Shipper Preferences Suggest Strong Mistrust of Rail: Results from Stated Preference Carrier Choice Survey for Quebec City-Windsor Corridor in Canada

Document Type

Journal Article

Publication Date


Subject Area

infrastructure - vehicle, mode - rail


Windsor (Canada), Vehicle exhaust, Trucking, Truck transportation, Stated preferences, Shippers, Regulatory policy, Railroad transportation, Rail transportation, Quebec City (Canada), Quebec (Canada), Pollutants, Policy, Policies, Motor truck transportation, Mode share, Modal split, Modal shift, Greenhouse gases, Government policy, Freight transportation, Exhaust gases, Exhaust emissions, Emissions, Carrier selection, Automobile exhaust

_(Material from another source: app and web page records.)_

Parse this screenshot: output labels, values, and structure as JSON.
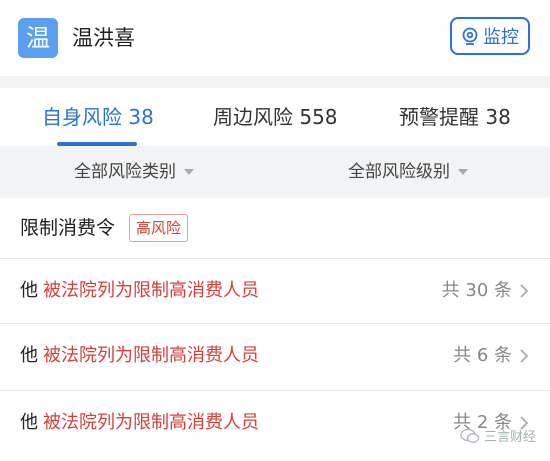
{
  "header": {
    "avatar_char": "温",
    "company_name": "温洪喜",
    "monitor_label": "监控"
  },
  "tabs": [
    {
      "label": "自身风险 38",
      "active": true
    },
    {
      "label": "周边风险 558",
      "active": false
    },
    {
      "label": "预警提醒 38",
      "active": false
    }
  ],
  "filters": {
    "category": "全部风险类别",
    "level": "全部风险级别"
  },
  "section": {
    "title": "限制消费令",
    "badge": "高风险"
  },
  "rows": [
    {
      "prefix": "他",
      "desc": "被法院列为限制高消费人员",
      "count": "共 30 条"
    },
    {
      "prefix": "他",
      "desc": "被法院列为限制高消费人员",
      "count": "共 6 条"
    },
    {
      "prefix": "他",
      "desc": "被法院列为限制高消费人员",
      "count": "共 2 条"
    }
  ],
  "watermark": "三言财经",
  "colors": {
    "accent": "#2a72d6",
    "danger": "#d4403a",
    "avatar_bg": "#5aa0ee"
  }
}
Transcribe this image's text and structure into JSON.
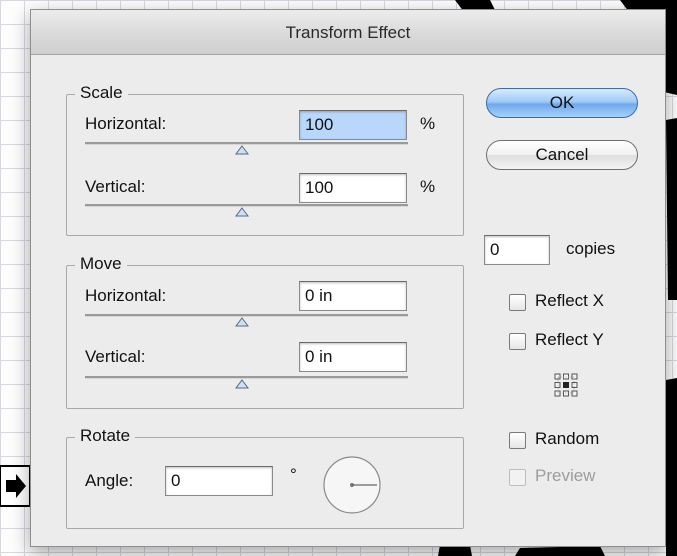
{
  "dialog": {
    "title": "Transform Effect"
  },
  "scale": {
    "title": "Scale",
    "horizontal": {
      "label": "Horizontal:",
      "value": "100",
      "unit": "%"
    },
    "vertical": {
      "label": "Vertical:",
      "value": "100",
      "unit": "%"
    }
  },
  "move": {
    "title": "Move",
    "horizontal": {
      "label": "Horizontal:",
      "value": "0 in"
    },
    "vertical": {
      "label": "Vertical:",
      "value": "0 in"
    }
  },
  "rotate": {
    "title": "Rotate",
    "angle_label": "Angle:",
    "angle_value": "0",
    "degree_symbol": "°"
  },
  "buttons": {
    "ok": "OK",
    "cancel": "Cancel"
  },
  "copies": {
    "value": "0",
    "label": "copies"
  },
  "options": {
    "reflect_x": {
      "label": "Reflect X",
      "checked": false
    },
    "reflect_y": {
      "label": "Reflect Y",
      "checked": false
    },
    "random": {
      "label": "Random",
      "checked": false
    },
    "preview": {
      "label": "Preview",
      "checked": false,
      "enabled": false
    }
  },
  "colors": {
    "dialog_bg": "#ececec",
    "selected_field": "#b8d7fb",
    "default_button": "#6fa9ec"
  },
  "icons": {
    "reference_point": "reference-point-locator-icon",
    "rotate_dial": "angle-dial-icon",
    "slider_thumb": "triangle-slider-thumb-icon"
  }
}
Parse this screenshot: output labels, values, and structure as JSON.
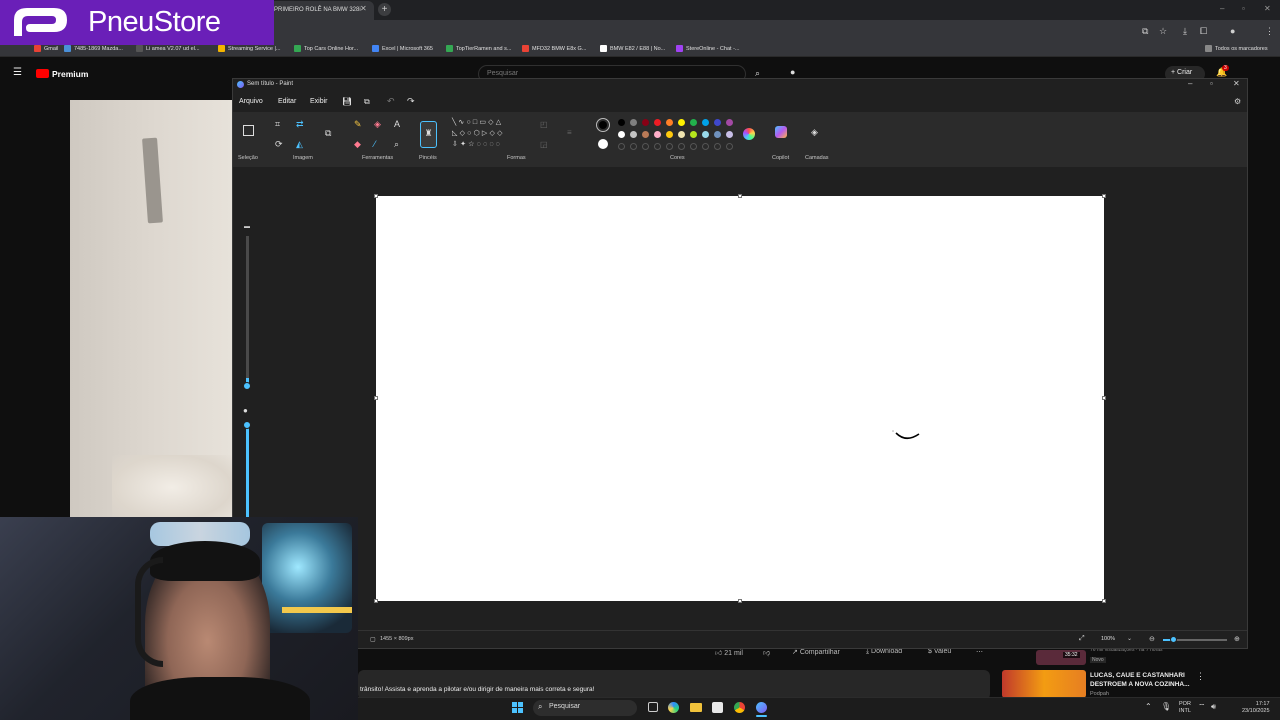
{
  "logo": {
    "text": "PneuStore"
  },
  "browser": {
    "tabs": [
      {
        "label": "PRIMEIRO ROLÊ NA BMW 328i",
        "active": true
      }
    ],
    "bookmarks": [
      {
        "label": "Gmail",
        "color": "#e94235"
      },
      {
        "label": "7485-1869 Mazda...",
        "color": "#4a90d9"
      },
      {
        "label": "Li amea V2.07 ud el...",
        "color": "#555555"
      },
      {
        "label": "Streaming Service |...",
        "color": "#f4b400"
      },
      {
        "label": "Top Cars Online Hor...",
        "color": "#34a853"
      },
      {
        "label": "Excel | Microsoft 365",
        "color": "#4285f4"
      },
      {
        "label": "TopTierRamen and s...",
        "color": "#34a853"
      },
      {
        "label": "MFD32 BMW E8x G...",
        "color": "#ea4335"
      },
      {
        "label": "BMW E82 / E88 | No...",
        "color": "#ffffff"
      },
      {
        "label": "StereOnline - Chat -...",
        "color": "#a142f4"
      }
    ],
    "bookmarks_right": "Todos os marcadores"
  },
  "youtube": {
    "logo_label": "Premium",
    "search_placeholder": "Pesquisar",
    "create_label": "Criar",
    "notification_count": "3",
    "actions": {
      "likes": "21 mil",
      "share": "Compartilhar",
      "download": "Download",
      "thanks": "Valeu"
    },
    "description": "trânsito! Assista e aprenda a pilotar e/ou dirigir de maneira mais correta e segura!",
    "recommended": {
      "title": "LUCAS, CAUE E CASTANHARI DESTROEM A NOVA COZINHA...",
      "channel": "Podpah",
      "prev_duration": "35:32",
      "prev_meta": "76 mil visualizações · há 7 horas",
      "prev_badge": "Novo"
    }
  },
  "paint": {
    "title": "Sem título - Paint",
    "menu": [
      "Arquivo",
      "Editar",
      "Exibir"
    ],
    "groups": {
      "selection": "Seleção",
      "image": "Imagem",
      "tools": "Ferramentas",
      "brushes": "Pincéis",
      "shapes": "Formas",
      "colors": "Cores",
      "copilot": "Copilot",
      "layers": "Camadas"
    },
    "palette_row1": [
      "#000000",
      "#7f7f7f",
      "#880015",
      "#ed1c24",
      "#ff7f27",
      "#fff200",
      "#22b14c",
      "#00a2e8",
      "#3f48cc",
      "#a349a4"
    ],
    "palette_row2": [
      "#ffffff",
      "#c3c3c3",
      "#b97a57",
      "#ffaec9",
      "#ffc90e",
      "#efe4b0",
      "#b5e61d",
      "#99d9ea",
      "#7092be",
      "#c8bfe7"
    ],
    "primary_color": "#000000",
    "secondary_color": "#ffffff",
    "status": {
      "canvas_size": "1455 × 809px",
      "zoom": "100%"
    },
    "zoom_level": 0.15
  },
  "taskbar": {
    "search": "Pesquisar",
    "lang": "POR",
    "lang2": "INTL",
    "time": "17:17",
    "date": "23/10/2025"
  }
}
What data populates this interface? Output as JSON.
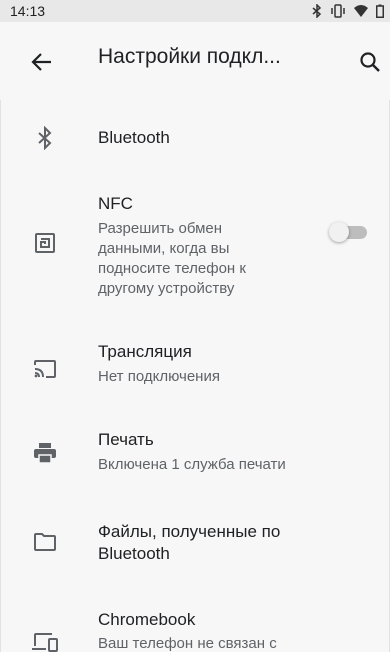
{
  "status_bar": {
    "time": "14:13",
    "icons": [
      "bluetooth-icon",
      "vibrate-icon",
      "wifi-icon",
      "battery-icon"
    ]
  },
  "app_bar": {
    "title": "Настройки подкл...",
    "back_icon": "arrow-back-icon",
    "search_icon": "search-icon"
  },
  "items": [
    {
      "icon": "bluetooth-icon",
      "title": "Bluetooth"
    },
    {
      "icon": "nfc-icon",
      "title": "NFC",
      "summary": [
        "Разрешить обмен",
        "данными, когда вы",
        "подносите телефон к",
        "другому устройству"
      ],
      "toggle": {
        "checked": false
      }
    },
    {
      "icon": "cast-icon",
      "title": "Трансляция",
      "summary": "Нет подключения"
    },
    {
      "icon": "print-icon",
      "title": "Печать",
      "summary": "Включена 1 служба печати"
    },
    {
      "icon": "folder-icon",
      "title": [
        "Файлы, полученные по",
        "Bluetooth"
      ]
    },
    {
      "icon": "devices-icon",
      "title": "Chromebook",
      "summary": "Ваш телефон не связан с"
    }
  ]
}
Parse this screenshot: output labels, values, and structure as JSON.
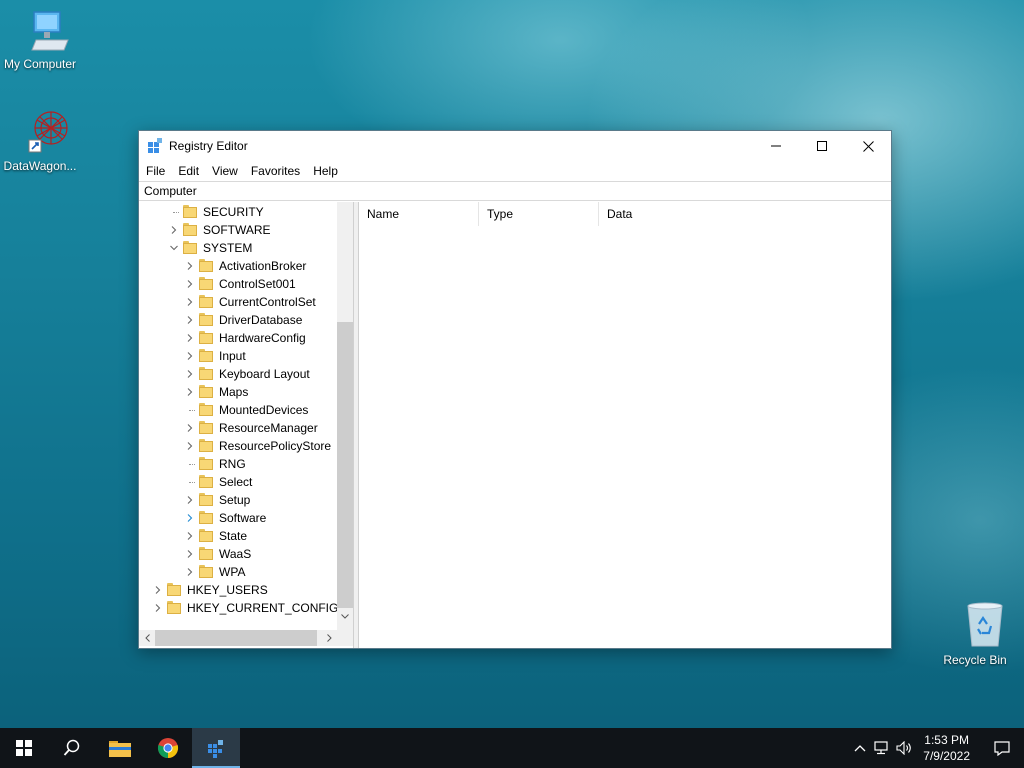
{
  "desktop": {
    "icons": [
      {
        "label": "My Computer"
      },
      {
        "label": "DataWagon..."
      },
      {
        "label": "Recycle Bin"
      }
    ]
  },
  "window": {
    "title": "Registry Editor",
    "menu": [
      "File",
      "Edit",
      "View",
      "Favorites",
      "Help"
    ],
    "address": "Computer",
    "tree": [
      {
        "label": "SECURITY",
        "expander": "none"
      },
      {
        "label": "SOFTWARE",
        "expander": "collapsed"
      },
      {
        "label": "SYSTEM",
        "expander": "expanded"
      },
      {
        "label": "ActivationBroker",
        "expander": "collapsed"
      },
      {
        "label": "ControlSet001",
        "expander": "collapsed"
      },
      {
        "label": "CurrentControlSet",
        "expander": "collapsed"
      },
      {
        "label": "DriverDatabase",
        "expander": "collapsed"
      },
      {
        "label": "HardwareConfig",
        "expander": "collapsed"
      },
      {
        "label": "Input",
        "expander": "collapsed"
      },
      {
        "label": "Keyboard Layout",
        "expander": "collapsed"
      },
      {
        "label": "Maps",
        "expander": "collapsed"
      },
      {
        "label": "MountedDevices",
        "expander": "none"
      },
      {
        "label": "ResourceManager",
        "expander": "collapsed"
      },
      {
        "label": "ResourcePolicyStore",
        "expander": "collapsed"
      },
      {
        "label": "RNG",
        "expander": "none"
      },
      {
        "label": "Select",
        "expander": "none"
      },
      {
        "label": "Setup",
        "expander": "collapsed"
      },
      {
        "label": "Software",
        "expander": "collapsed-hover"
      },
      {
        "label": "State",
        "expander": "collapsed"
      },
      {
        "label": "WaaS",
        "expander": "collapsed"
      },
      {
        "label": "WPA",
        "expander": "collapsed"
      },
      {
        "label": "HKEY_USERS",
        "expander": "collapsed"
      },
      {
        "label": "HKEY_CURRENT_CONFIG",
        "expander": "collapsed"
      }
    ],
    "columns": [
      "Name",
      "Type",
      "Data"
    ]
  },
  "taskbar": {
    "time": "1:53 PM",
    "date": "7/9/2022"
  },
  "colors": {
    "folder": "#f8d775",
    "taskbar": "#101418",
    "accent": "#6fb3e8"
  }
}
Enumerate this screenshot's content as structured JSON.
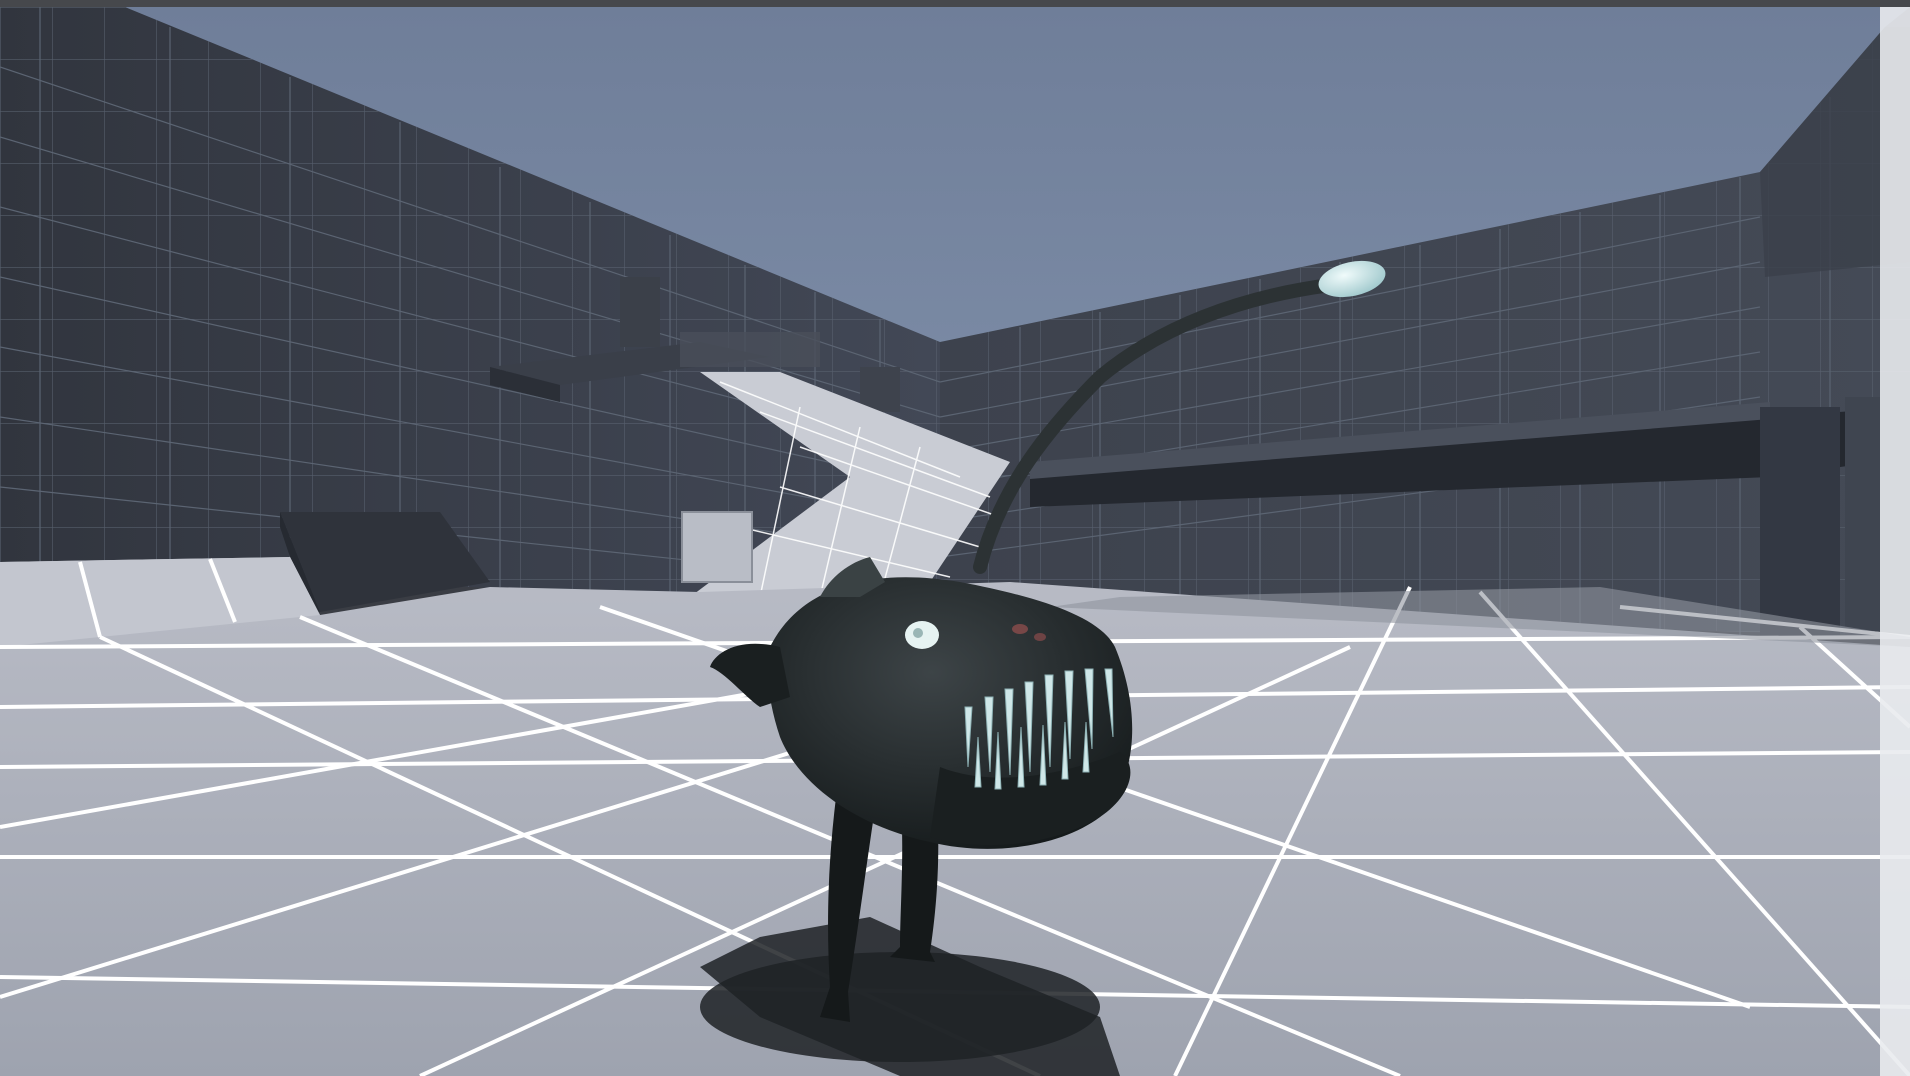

The Quebec City–Windsor corridor is the busiest and most important trade and transportation corridor in Canada. The transportation sector is the second-largest contributor to greenhouse gas emissions in the country. Governments around the world, including Canada’s, are considering increasing mode share by rail as a way of reducing transportation emissions. To understand whether freight mode shift is a realistic means of reducing transportation emissions, an analytical model is needed that can predict the effect of government policy on mode split. This paper presents the findings of the first such model developed for the Quebec City–Windsor Corridor. The model itself is a stated preference carrier choice model of shippers in this busy route. The model was developed by using the results of a stated preference survey undertaken in fall 2005. The survey was designed explicitly to evaluate shipper preferences for the carriage of intercity consignments, particularly their preferences for carriers that contract the services of rail companies to carry these shipments via rail. The results of the study (a) show that shippers are mistrustful of using rail to move their consignments and (b) suggest that increasing rail’s share of freight transport faces tremendous challenges.